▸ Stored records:
* * *

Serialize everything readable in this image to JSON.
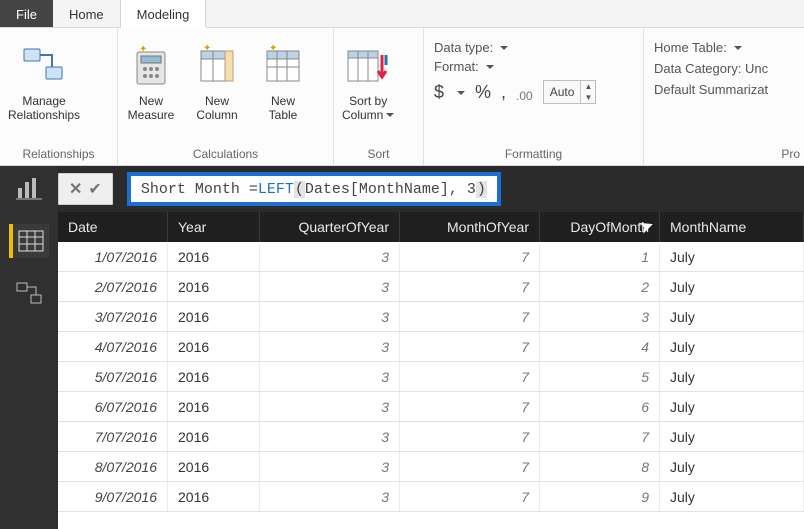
{
  "tabs": {
    "file": "File",
    "home": "Home",
    "modeling": "Modeling"
  },
  "ribbon": {
    "relationships": {
      "manage": "Manage\nRelationships",
      "caption": "Relationships"
    },
    "calculations": {
      "newMeasure": "New\nMeasure",
      "newColumn": "New\nColumn",
      "newTable": "New\nTable",
      "caption": "Calculations"
    },
    "sort": {
      "sortBy": "Sort by\nColumn",
      "caption": "Sort"
    },
    "formatting": {
      "dataType": "Data type:",
      "format": "Format:",
      "dollar": "$",
      "percent": "%",
      "comma": ",",
      "decimals": ".00",
      "auto": "Auto",
      "caption": "Formatting"
    },
    "properties": {
      "homeTable": "Home Table:",
      "dataCategory": "Data Category: Unc",
      "defaultSumm": "Default Summarizat",
      "caption": "Pro"
    }
  },
  "formula": {
    "prefix": "Short Month = ",
    "func": "LEFT",
    "argText": " Dates[MonthName], 3 "
  },
  "grid": {
    "headers": [
      "Date",
      "Year",
      "QuarterOfYear",
      "MonthOfYear",
      "DayOfMonth",
      "MonthName"
    ],
    "rows": [
      {
        "date": "1/07/2016",
        "year": "2016",
        "q": "3",
        "m": "7",
        "d": "1",
        "mn": "July"
      },
      {
        "date": "2/07/2016",
        "year": "2016",
        "q": "3",
        "m": "7",
        "d": "2",
        "mn": "July"
      },
      {
        "date": "3/07/2016",
        "year": "2016",
        "q": "3",
        "m": "7",
        "d": "3",
        "mn": "July"
      },
      {
        "date": "4/07/2016",
        "year": "2016",
        "q": "3",
        "m": "7",
        "d": "4",
        "mn": "July"
      },
      {
        "date": "5/07/2016",
        "year": "2016",
        "q": "3",
        "m": "7",
        "d": "5",
        "mn": "July"
      },
      {
        "date": "6/07/2016",
        "year": "2016",
        "q": "3",
        "m": "7",
        "d": "6",
        "mn": "July"
      },
      {
        "date": "7/07/2016",
        "year": "2016",
        "q": "3",
        "m": "7",
        "d": "7",
        "mn": "July"
      },
      {
        "date": "8/07/2016",
        "year": "2016",
        "q": "3",
        "m": "7",
        "d": "8",
        "mn": "July"
      },
      {
        "date": "9/07/2016",
        "year": "2016",
        "q": "3",
        "m": "7",
        "d": "9",
        "mn": "July"
      }
    ]
  }
}
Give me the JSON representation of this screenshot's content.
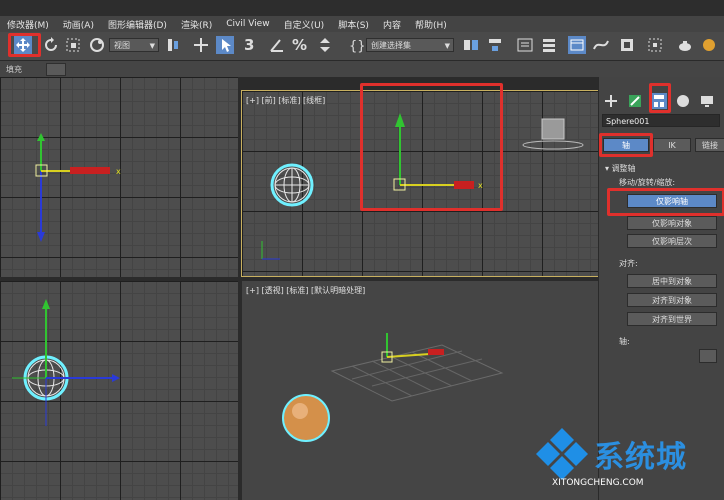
{
  "menubar": {
    "items": [
      "修改器(M)",
      "动画(A)",
      "图形编辑器(D)",
      "渲染(R)",
      "Civil View",
      "自定义(U)",
      "脚本(S)",
      "内容",
      "帮助(H)"
    ]
  },
  "toolbar": {
    "view_dropdown": "视图",
    "selection_set_dropdown": "创建选择集",
    "snap_label": "3"
  },
  "ribbon": {
    "label": "填充"
  },
  "viewports": {
    "front": {
      "label": "[+] [前] [标准] [线框]"
    },
    "perspective": {
      "label": "[+] [透视] [标准] [默认明暗处理]"
    }
  },
  "command_panel": {
    "object_name": "Sphere001",
    "tabs": {
      "pivot": "轴",
      "ik": "IK",
      "link": "链接"
    },
    "adjust_pivot": {
      "title": "调整轴",
      "subtitle": "移动/旋转/缩放:",
      "buttons": [
        "仅影响轴",
        "仅影响对象",
        "仅影响层次"
      ]
    },
    "align": {
      "title": "对齐:",
      "buttons": [
        "居中到对象",
        "对齐到对象",
        "对齐到世界"
      ]
    },
    "pivot_section": {
      "title": "轴:"
    }
  },
  "watermark": {
    "text": "系统城",
    "url": "XITONGCHENG.COM"
  },
  "colors": {
    "highlight": "#e0302c",
    "active_button": "#5c89c7",
    "selection_cyan": "#6ff0ff"
  }
}
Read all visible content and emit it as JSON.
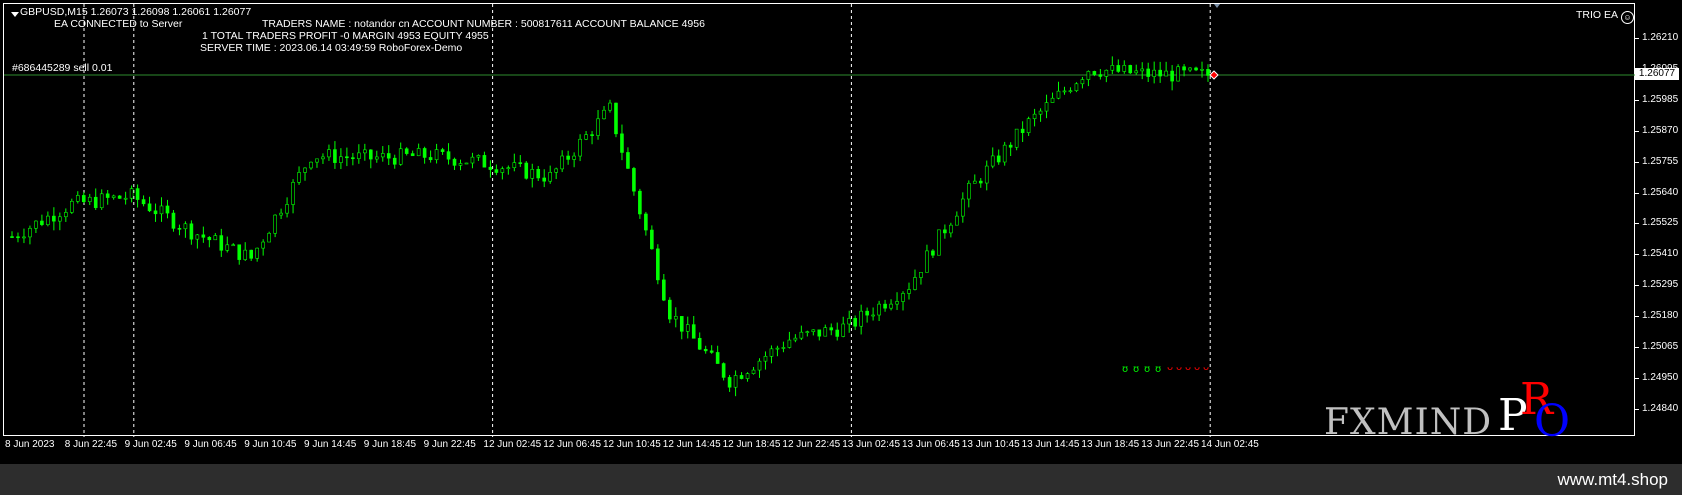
{
  "header": {
    "symbol_line": "GBPUSD,M15  1.26073 1.26098 1.26061 1.26077",
    "ea_status": "EA CONNECTED to Server",
    "traders_line": "TRADERS NAME : notandor cn  ACCOUNT NUMBER : 500817611 ACCOUNT BALANCE 4956",
    "totals_line": "1 TOTAL TRADERS  PROFIT -0 MARGIN 4953 EQUITY 4955",
    "server_line": "SERVER TIME : 2023.06.14 03:49:59  RoboForex-Demo",
    "expert_name": "TRIO EA",
    "expert_icon": "smiley-icon"
  },
  "order": {
    "label": "#686445289 sell 0.01"
  },
  "price_axis": {
    "ticks": [
      "1.26210",
      "1.26095",
      "1.25985",
      "1.25870",
      "1.25755",
      "1.25640",
      "1.25525",
      "1.25410",
      "1.25295",
      "1.25180",
      "1.25065",
      "1.24950",
      "1.24840"
    ],
    "current_price": "1.26077"
  },
  "time_axis": {
    "ticks": [
      "8 Jun 2023",
      "8 Jun 22:45",
      "9 Jun 02:45",
      "9 Jun 06:45",
      "9 Jun 10:45",
      "9 Jun 14:45",
      "9 Jun 18:45",
      "9 Jun 22:45",
      "12 Jun 02:45",
      "12 Jun 06:45",
      "12 Jun 10:45",
      "12 Jun 14:45",
      "12 Jun 18:45",
      "12 Jun 22:45",
      "13 Jun 02:45",
      "13 Jun 06:45",
      "13 Jun 10:45",
      "13 Jun 14:45",
      "13 Jun 18:45",
      "13 Jun 22:45",
      "14 Jun 02:45"
    ]
  },
  "chart_data": {
    "type": "candlestick",
    "symbol": "GBPUSD",
    "timeframe": "M15",
    "ylim": [
      1.2484,
      1.2625
    ],
    "last": 1.26077,
    "candle_color": "#00ff00",
    "path_key_points": [
      {
        "x": "8 Jun 2023",
        "y": 1.2548
      },
      {
        "x": "8 Jun 22:45",
        "y": 1.256
      },
      {
        "x": "9 Jun 02:45",
        "y": 1.2563
      },
      {
        "x": "9 Jun 06:45",
        "y": 1.255
      },
      {
        "x": "9 Jun 10:45",
        "y": 1.254
      },
      {
        "x": "9 Jun 14:45",
        "y": 1.2578
      },
      {
        "x": "9 Jun 18:45",
        "y": 1.2577
      },
      {
        "x": "9 Jun 22:45",
        "y": 1.2578
      },
      {
        "x": "12 Jun 02:45",
        "y": 1.2575
      },
      {
        "x": "12 Jun 06:45",
        "y": 1.257
      },
      {
        "x": "12 Jun 10:45",
        "y": 1.2595
      },
      {
        "x": "12 Jun 14:45",
        "y": 1.252
      },
      {
        "x": "12 Jun 18:45",
        "y": 1.2495
      },
      {
        "x": "12 Jun 22:45",
        "y": 1.251
      },
      {
        "x": "13 Jun 02:45",
        "y": 1.2515
      },
      {
        "x": "13 Jun 06:45",
        "y": 1.253
      },
      {
        "x": "13 Jun 10:45",
        "y": 1.2565
      },
      {
        "x": "13 Jun 14:45",
        "y": 1.259
      },
      {
        "x": "13 Jun 18:45",
        "y": 1.261
      },
      {
        "x": "13 Jun 22:45",
        "y": 1.2608
      },
      {
        "x": "14 Jun 02:45",
        "y": 1.26077
      }
    ]
  },
  "watermark": {
    "brand": "FXMIND",
    "pro_letters": [
      "P",
      "R",
      "O"
    ],
    "pro_colors": [
      "#ffffff",
      "#ff0000",
      "#0000ff"
    ]
  },
  "footer": {
    "url": "www.mt4.shop"
  },
  "colors": {
    "background": "#000000",
    "candles": "#00ff00",
    "order_line": "#2e8b2e",
    "grid_separator": "#ffffff",
    "indicator_red": "#ff0000"
  }
}
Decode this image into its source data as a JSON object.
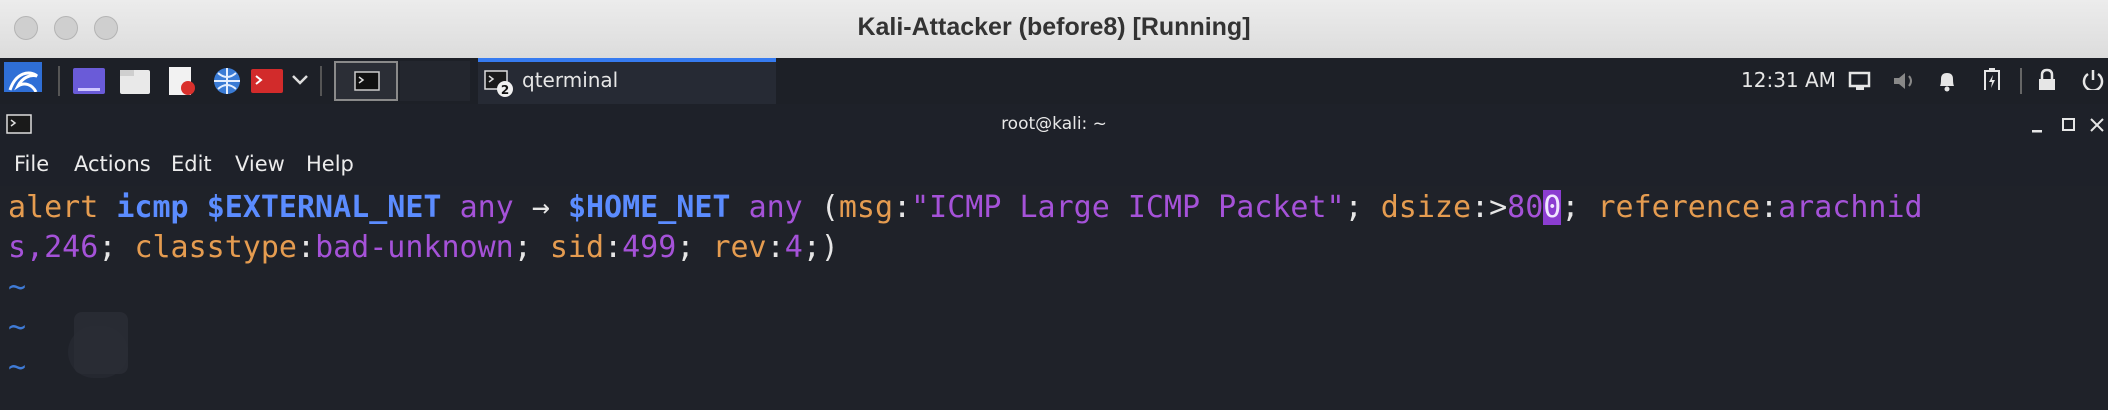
{
  "window": {
    "title": "Kali-Attacker (before8) [Running]"
  },
  "panel": {
    "task_label": "qterminal",
    "task_badge": "2",
    "clock": "12:31 AM"
  },
  "terminal": {
    "title": "root@kali: ~",
    "menu": [
      "File",
      "Actions",
      "Edit",
      "View",
      "Help"
    ],
    "line1": {
      "t1": "alert ",
      "t2": "icmp ",
      "t3": "$EXTERNAL_NET ",
      "t4": "any ",
      "t5": "→ ",
      "t6": "$HOME_NET ",
      "t7": "any ",
      "t8": "(",
      "t9": "msg",
      "t10": ":",
      "t11": "\"ICMP Large ICMP Packet\"",
      "t12": "; ",
      "t13": "dsize",
      "t14": ":>",
      "t15": "80",
      "t16": "0",
      "t17": "; ",
      "t18": "reference",
      "t19": ":",
      "t20": "arachnid"
    },
    "line2": {
      "t1": "s,",
      "t2": "246",
      "t3": "; ",
      "t4": "classtype",
      "t5": ":",
      "t6": "bad-unknown",
      "t7": "; ",
      "t8": "sid",
      "t9": ":",
      "t10": "499",
      "t11": "; ",
      "t12": "rev",
      "t13": ":",
      "t14": "4",
      "t15": ";)"
    },
    "tilde": "~"
  }
}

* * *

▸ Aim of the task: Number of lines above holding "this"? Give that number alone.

▸ Answer space: 3